### The data
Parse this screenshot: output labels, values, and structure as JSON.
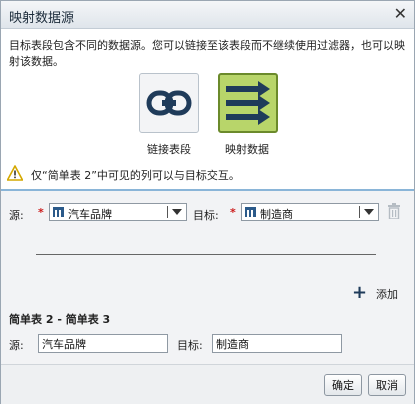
{
  "dialog": {
    "title": "映射数据源",
    "close_label": "✕",
    "description": "目标表段包含不同的数据源。您可以链接至该表段而不继续使用过滤器，也可以映射该数据。"
  },
  "choices": {
    "link_label": "链接表段",
    "map_label": "映射数据",
    "selected": "map"
  },
  "warning": {
    "text": "仅“简单表 2”中可见的列可以与目标交互。"
  },
  "mapping": {
    "source_label": "源:",
    "target_label": "目标:",
    "required_mark": "*",
    "source_value": "汽车品牌",
    "target_value": "制造商",
    "add_label": "添加",
    "add_icon": "plus-icon",
    "section_title": "简单表 2 - 简单表 3",
    "row_source_label": "源:",
    "row_target_label": "目标:",
    "row_source_value": "汽车品牌",
    "row_target_value": "制造商"
  },
  "footer": {
    "ok_label": "确定",
    "cancel_label": "取消"
  },
  "colors": {
    "map_tile": "#b8d56a",
    "icon_navy": "#1f3b5a",
    "warning_yellow": "#e6b800",
    "required_red": "#cc1a1a"
  }
}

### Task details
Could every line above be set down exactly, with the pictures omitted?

### Output below
Parse this screenshot: output labels, values, and structure as JSON.
{
  "dialog": {
    "title": "映射数据源",
    "close_label": "✕",
    "description": "目标表段包含不同的数据源。您可以链接至该表段而不继续使用过滤器，也可以映射该数据。"
  },
  "choices": {
    "link_label": "链接表段",
    "map_label": "映射数据",
    "selected": "map"
  },
  "warning": {
    "text": "仅“简单表 2”中可见的列可以与目标交互。"
  },
  "mapping": {
    "source_label": "源:",
    "target_label": "目标:",
    "required_mark": "*",
    "source_value": "汽车品牌",
    "target_value": "制造商",
    "add_label": "添加",
    "add_icon": "plus-icon",
    "section_title": "简单表 2 - 简单表 3",
    "row_source_label": "源:",
    "row_target_label": "目标:",
    "row_source_value": "汽车品牌",
    "row_target_value": "制造商"
  },
  "footer": {
    "ok_label": "确定",
    "cancel_label": "取消"
  },
  "colors": {
    "map_tile": "#b8d56a",
    "icon_navy": "#1f3b5a",
    "warning_yellow": "#e6b800",
    "required_red": "#cc1a1a"
  }
}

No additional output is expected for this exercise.